*** Material for the task Section Begins ***
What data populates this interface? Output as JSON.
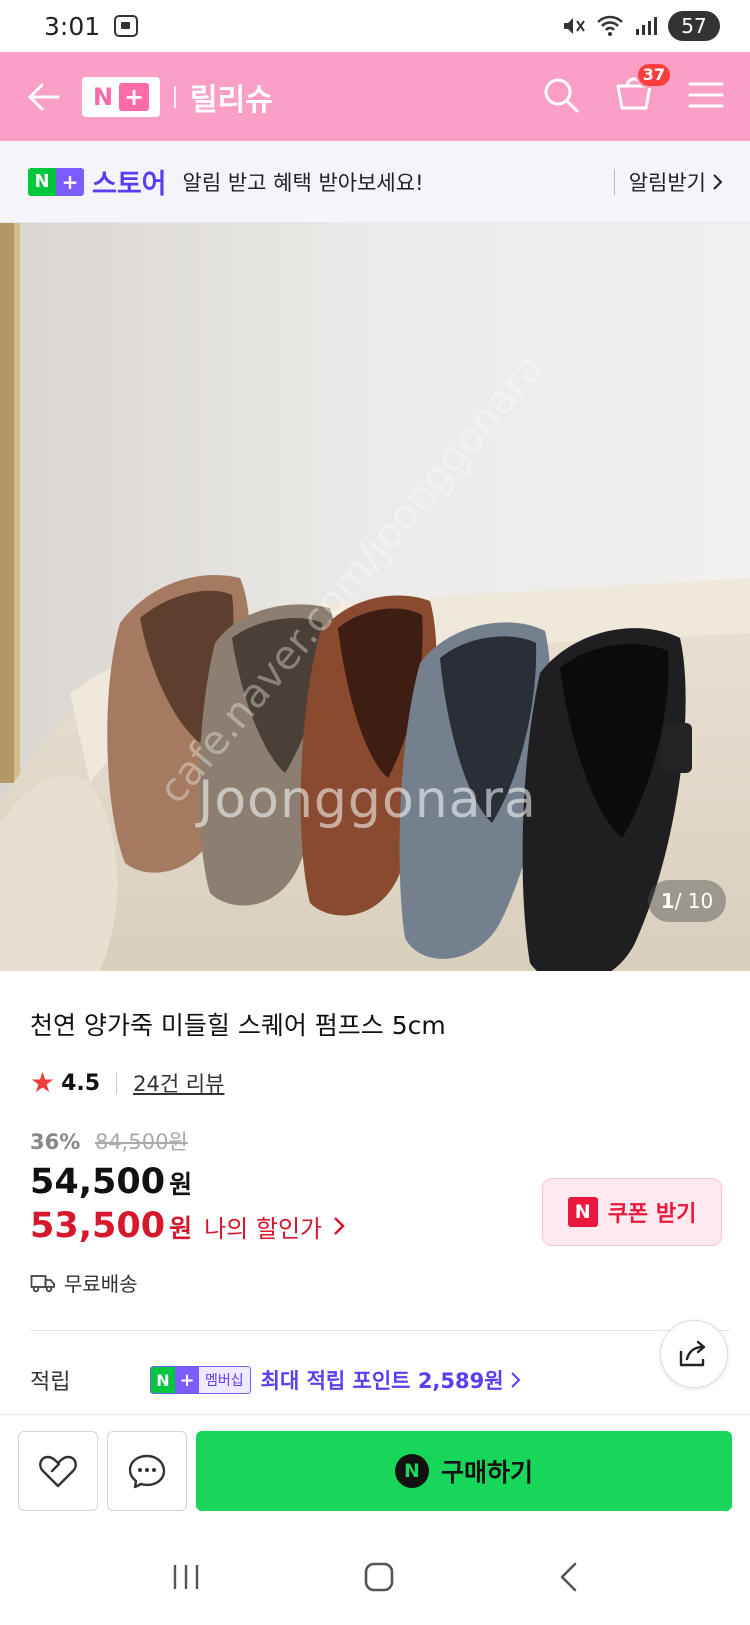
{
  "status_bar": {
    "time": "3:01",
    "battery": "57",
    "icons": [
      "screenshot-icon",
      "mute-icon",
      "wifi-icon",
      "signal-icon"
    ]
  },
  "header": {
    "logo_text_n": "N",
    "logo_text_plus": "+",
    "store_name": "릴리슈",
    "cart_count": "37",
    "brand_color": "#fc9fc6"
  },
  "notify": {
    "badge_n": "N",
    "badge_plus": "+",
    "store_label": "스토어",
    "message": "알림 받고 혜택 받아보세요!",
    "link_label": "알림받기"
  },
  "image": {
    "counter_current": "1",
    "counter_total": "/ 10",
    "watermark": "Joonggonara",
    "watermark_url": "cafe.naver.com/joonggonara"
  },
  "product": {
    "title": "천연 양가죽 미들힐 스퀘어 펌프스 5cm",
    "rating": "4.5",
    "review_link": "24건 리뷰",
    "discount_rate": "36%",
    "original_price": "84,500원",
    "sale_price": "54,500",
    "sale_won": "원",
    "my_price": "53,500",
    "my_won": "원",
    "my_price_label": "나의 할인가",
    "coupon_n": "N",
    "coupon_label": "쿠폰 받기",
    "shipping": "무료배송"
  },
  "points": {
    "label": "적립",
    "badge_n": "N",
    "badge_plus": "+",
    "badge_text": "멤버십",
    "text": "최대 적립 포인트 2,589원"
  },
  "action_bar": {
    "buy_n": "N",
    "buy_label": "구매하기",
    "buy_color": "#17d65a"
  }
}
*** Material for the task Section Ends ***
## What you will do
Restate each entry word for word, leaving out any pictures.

## Task output
What data populates this interface? Output as JSON.
{
  "status_bar": {
    "time": "3:01",
    "battery": "57",
    "icons": [
      "screenshot-icon",
      "mute-icon",
      "wifi-icon",
      "signal-icon"
    ]
  },
  "header": {
    "logo_text_n": "N",
    "logo_text_plus": "+",
    "store_name": "릴리슈",
    "cart_count": "37",
    "brand_color": "#fc9fc6"
  },
  "notify": {
    "badge_n": "N",
    "badge_plus": "+",
    "store_label": "스토어",
    "message": "알림 받고 혜택 받아보세요!",
    "link_label": "알림받기"
  },
  "image": {
    "counter_current": "1",
    "counter_total": "/ 10",
    "watermark": "Joonggonara",
    "watermark_url": "cafe.naver.com/joonggonara"
  },
  "product": {
    "title": "천연 양가죽 미들힐 스퀘어 펌프스 5cm",
    "rating": "4.5",
    "review_link": "24건 리뷰",
    "discount_rate": "36%",
    "original_price": "84,500원",
    "sale_price": "54,500",
    "sale_won": "원",
    "my_price": "53,500",
    "my_won": "원",
    "my_price_label": "나의 할인가",
    "coupon_n": "N",
    "coupon_label": "쿠폰 받기",
    "shipping": "무료배송"
  },
  "points": {
    "label": "적립",
    "badge_n": "N",
    "badge_plus": "+",
    "badge_text": "멤버십",
    "text": "최대 적립 포인트 2,589원"
  },
  "action_bar": {
    "buy_n": "N",
    "buy_label": "구매하기",
    "buy_color": "#17d65a"
  }
}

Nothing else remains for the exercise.